Unfolding Florence: The Many Lives of Florence Broadhurst, 82 mins, rated PG, opening in cinemas on 24 August 2006.

(This review originally appeared in the August 2006 issue of the NSW Law Society Journal).


Flamboyant wallpaper designer Florence Broadhurst was born in Mt Perry, Queensland in 1899, and was murdered in Paddington, Sydney in 1977. In between, as the subtitle of this feature-length documentary says, she lived many lives. Her murder has never been solved.

Florence, a farmer’s daughter, toured South-East Asia as a dancer, and then set up an Arts Academy in Shanghai in the 1920s. Living in London in the early 1930s, she had married Percy Kahn (a shadowy figure) and reinvented herself as Madame Pellier, Bond Street dress salon owner. However, she soon found herself in court, sued by her previous employer, the noted fashion house of Corot, accused of purloining its client list and borrowing some of its dress designs.

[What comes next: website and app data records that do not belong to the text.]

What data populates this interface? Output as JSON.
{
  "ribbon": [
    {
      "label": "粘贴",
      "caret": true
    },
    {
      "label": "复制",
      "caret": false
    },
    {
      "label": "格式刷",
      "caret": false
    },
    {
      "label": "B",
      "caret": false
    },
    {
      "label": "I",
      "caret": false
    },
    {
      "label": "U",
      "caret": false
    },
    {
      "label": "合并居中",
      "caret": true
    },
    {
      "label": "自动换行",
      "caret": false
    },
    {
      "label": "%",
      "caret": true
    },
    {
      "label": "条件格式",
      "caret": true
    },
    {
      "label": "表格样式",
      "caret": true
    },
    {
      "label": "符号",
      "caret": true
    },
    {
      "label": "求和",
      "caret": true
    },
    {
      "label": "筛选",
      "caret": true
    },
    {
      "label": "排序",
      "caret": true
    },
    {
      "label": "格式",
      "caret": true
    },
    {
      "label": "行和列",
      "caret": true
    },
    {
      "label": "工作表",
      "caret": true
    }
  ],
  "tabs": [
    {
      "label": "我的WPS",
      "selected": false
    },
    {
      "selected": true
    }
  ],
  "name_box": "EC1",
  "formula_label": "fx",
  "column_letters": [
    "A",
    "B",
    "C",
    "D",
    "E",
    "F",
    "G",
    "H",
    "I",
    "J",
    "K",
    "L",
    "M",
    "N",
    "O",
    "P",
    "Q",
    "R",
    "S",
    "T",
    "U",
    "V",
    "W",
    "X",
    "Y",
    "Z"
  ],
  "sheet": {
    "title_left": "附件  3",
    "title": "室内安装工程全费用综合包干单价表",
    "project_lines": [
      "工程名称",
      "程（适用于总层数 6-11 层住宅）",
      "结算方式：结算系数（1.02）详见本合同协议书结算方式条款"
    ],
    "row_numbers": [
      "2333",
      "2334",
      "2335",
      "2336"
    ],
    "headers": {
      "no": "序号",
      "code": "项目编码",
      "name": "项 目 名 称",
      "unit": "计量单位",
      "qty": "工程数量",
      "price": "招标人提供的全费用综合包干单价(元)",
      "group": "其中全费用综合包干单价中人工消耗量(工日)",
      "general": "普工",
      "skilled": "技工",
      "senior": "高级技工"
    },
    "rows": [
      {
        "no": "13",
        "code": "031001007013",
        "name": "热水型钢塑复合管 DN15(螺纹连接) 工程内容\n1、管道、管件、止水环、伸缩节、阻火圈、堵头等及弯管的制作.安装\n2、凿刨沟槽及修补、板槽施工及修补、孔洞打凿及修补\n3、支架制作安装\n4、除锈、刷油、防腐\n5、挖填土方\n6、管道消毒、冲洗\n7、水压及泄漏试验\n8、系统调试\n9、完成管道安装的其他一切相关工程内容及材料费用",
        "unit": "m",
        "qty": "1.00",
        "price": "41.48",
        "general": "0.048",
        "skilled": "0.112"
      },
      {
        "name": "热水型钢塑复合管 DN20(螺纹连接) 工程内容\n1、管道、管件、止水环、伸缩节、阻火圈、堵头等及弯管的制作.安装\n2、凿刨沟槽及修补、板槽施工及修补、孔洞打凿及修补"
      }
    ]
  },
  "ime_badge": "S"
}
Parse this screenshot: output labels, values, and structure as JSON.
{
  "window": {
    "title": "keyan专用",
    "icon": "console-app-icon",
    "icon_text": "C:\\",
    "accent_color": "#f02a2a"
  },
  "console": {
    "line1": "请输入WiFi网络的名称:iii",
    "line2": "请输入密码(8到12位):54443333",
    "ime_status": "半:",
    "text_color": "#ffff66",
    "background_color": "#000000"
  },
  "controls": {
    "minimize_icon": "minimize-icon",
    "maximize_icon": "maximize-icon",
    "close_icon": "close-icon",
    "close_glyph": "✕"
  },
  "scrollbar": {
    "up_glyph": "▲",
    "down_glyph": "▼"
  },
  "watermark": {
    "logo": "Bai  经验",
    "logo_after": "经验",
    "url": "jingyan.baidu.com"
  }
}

Losing that case – and her first husband – Florence promptly acquired a new husband, an aristocrat named Leonard Lloyd Lewis, and had a son. After a number of financial setbacks, the family returned to Australia in 1949, where Florence styled herself as a noted ‘English’ watercolour painter, and became prominent on the Sydney charity social scene. In 1959 she began what became a very successful wallpaper manufacturing business. Her bold wallpaper and textile designs had their hey-day in the 1960s and 70s, then fell out of favour for a while. But today they are in huge demand once again, this time internationally.

This biographical documentary, directed by Gillian Armstrong and written by Katherine Thomson, started life as a made-for TV film. But like Florence, it outgrew its humble origins, and became a full length feature. Director Armstrong is well-known for her fiction films (such as Oscar and Lucinda, 1997). She has also directed several popular documentaries (such as Bingo, Bridesmaids and Braces, 1988).

The film makers say they wanted to tell Florence’s story in a bold, inventive way, in keeping with Florence’s unique personality and style. So when writer Thomson realised they had little archival material on Florence’s life, she and director Armstrong settled on the idea of animating the photographs and documents.

The animation style is jocular, in a Terry Gilliam-Monty Python style. While it does make the material come to life, it can also tend toward the irritating. There are framed quotations from Florence, but whether these are real or scripted, it is hard to tell. These tricks are apt to dilute the value of the fascinating archival material the film makers have uncovered.

Another technique used to fill in the story’s gaps is re-enactment. This is surprisingly effective. Armstrong uses 3 actresses to portray Florence as a child, a young woman and an older woman (Hannah Garbo, Felicity Price and Judi Farr). Re-enactments can often be “cheesy”, but these are wonderful. They focus on Florence’s strong sense of personal style, using many of her vibrant wallpaper designs as backdrops, thus filling out our picture of Florence and her artistic style.

Some fascinating interviews are conducted in a fairly conventional style, but subjects again appear against a background of brilliantly colourful and inventive wallpaper. We hear from various Sydney celebrities, designers and socialites. And some of Florence’s ex-employees speak movingly about this often domineering woman.

All this is punctated by scenes of Florence taking her last walk on the day of her death, through Sydney’s eastern suburbs, towards her factory. She tells us she would never have taken the walk if she’d realised she was on her way to her own particularly vicious murder.

But there’s the problem. We never do find out who murdered her. How could we? The police don’t know. Yet the question hangs in the air. We are given a few hints. Florence may have invested money with a company associated with dodgy tax schemes. Perhaps her death was related to these investments? Perhaps there was a disgruntled ex-employee? I understand that the police had around 15 suspects, but the film does not tell us who they were. The film does not even lean towards a theory, which makes it something of a frustrating experience if you see this as a true crime film. But of course it is much more than that. It is a lively and colourful portrait of a truly remarkable Australian artist and businesswoman.

For those keen to know more about Florence Broadhurst, there are two recent book-form biographies: Siobhan O'Brien's A Life by Design, Allen & Unwin, Sydney, 2004, and Helen O'Neill’s Florence Broadhurst, Hardie Grant, Melbourne, 2006.